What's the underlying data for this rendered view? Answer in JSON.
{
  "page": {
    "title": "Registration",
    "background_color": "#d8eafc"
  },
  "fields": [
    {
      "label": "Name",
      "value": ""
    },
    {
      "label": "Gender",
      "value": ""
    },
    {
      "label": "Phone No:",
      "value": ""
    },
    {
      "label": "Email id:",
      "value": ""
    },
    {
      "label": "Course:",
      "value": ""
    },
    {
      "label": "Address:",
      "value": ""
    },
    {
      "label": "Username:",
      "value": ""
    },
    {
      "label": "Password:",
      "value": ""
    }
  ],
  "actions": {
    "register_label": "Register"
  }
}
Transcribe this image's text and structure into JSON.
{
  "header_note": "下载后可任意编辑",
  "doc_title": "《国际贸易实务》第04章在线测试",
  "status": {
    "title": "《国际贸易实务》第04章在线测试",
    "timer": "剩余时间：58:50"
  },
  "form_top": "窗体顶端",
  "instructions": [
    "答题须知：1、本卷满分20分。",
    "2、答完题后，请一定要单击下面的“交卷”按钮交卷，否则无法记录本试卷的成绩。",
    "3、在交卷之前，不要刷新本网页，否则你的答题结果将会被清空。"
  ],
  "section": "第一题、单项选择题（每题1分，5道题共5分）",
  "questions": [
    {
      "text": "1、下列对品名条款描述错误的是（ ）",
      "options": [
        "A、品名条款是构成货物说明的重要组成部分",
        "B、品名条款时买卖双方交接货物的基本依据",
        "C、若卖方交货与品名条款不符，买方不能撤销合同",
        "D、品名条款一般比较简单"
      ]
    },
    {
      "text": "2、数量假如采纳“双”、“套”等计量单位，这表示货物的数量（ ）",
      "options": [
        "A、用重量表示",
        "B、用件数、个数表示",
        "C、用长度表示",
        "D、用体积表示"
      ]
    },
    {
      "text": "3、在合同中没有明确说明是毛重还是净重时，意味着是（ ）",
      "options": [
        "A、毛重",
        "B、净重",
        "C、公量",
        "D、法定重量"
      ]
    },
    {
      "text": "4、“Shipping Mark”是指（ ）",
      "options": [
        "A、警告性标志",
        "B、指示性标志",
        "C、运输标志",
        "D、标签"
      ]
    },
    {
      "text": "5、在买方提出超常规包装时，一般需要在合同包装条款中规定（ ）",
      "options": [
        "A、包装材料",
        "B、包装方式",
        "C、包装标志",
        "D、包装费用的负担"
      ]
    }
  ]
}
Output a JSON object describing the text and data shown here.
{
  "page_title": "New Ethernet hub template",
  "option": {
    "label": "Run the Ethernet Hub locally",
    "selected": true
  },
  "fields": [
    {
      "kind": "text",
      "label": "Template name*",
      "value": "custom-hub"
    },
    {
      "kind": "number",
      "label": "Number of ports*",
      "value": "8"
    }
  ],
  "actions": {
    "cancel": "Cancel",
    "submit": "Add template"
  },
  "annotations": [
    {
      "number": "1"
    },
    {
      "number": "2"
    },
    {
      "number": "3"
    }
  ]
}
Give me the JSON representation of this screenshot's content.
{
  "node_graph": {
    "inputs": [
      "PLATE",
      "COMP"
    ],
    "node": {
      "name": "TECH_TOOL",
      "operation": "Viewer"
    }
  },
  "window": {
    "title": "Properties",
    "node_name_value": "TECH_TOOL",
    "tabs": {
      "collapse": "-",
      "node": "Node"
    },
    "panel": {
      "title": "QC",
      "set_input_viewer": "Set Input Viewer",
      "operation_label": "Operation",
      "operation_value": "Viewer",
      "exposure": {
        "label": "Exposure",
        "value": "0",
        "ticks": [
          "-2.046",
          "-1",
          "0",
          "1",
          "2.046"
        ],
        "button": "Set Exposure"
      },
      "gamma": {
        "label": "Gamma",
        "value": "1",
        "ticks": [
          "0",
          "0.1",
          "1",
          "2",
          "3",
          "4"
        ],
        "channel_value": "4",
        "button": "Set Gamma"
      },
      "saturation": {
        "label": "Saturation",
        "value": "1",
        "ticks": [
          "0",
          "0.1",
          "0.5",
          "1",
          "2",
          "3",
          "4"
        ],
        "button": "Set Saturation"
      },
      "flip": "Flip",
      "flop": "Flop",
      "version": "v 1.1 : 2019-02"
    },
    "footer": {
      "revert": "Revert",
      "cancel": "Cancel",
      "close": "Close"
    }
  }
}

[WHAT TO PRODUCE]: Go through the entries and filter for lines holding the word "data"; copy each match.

[SOLVED PROBLEM]:
What's the underlying data for this rendered view? Answer in JSON.
Output a JSON object describing the text and data shown here.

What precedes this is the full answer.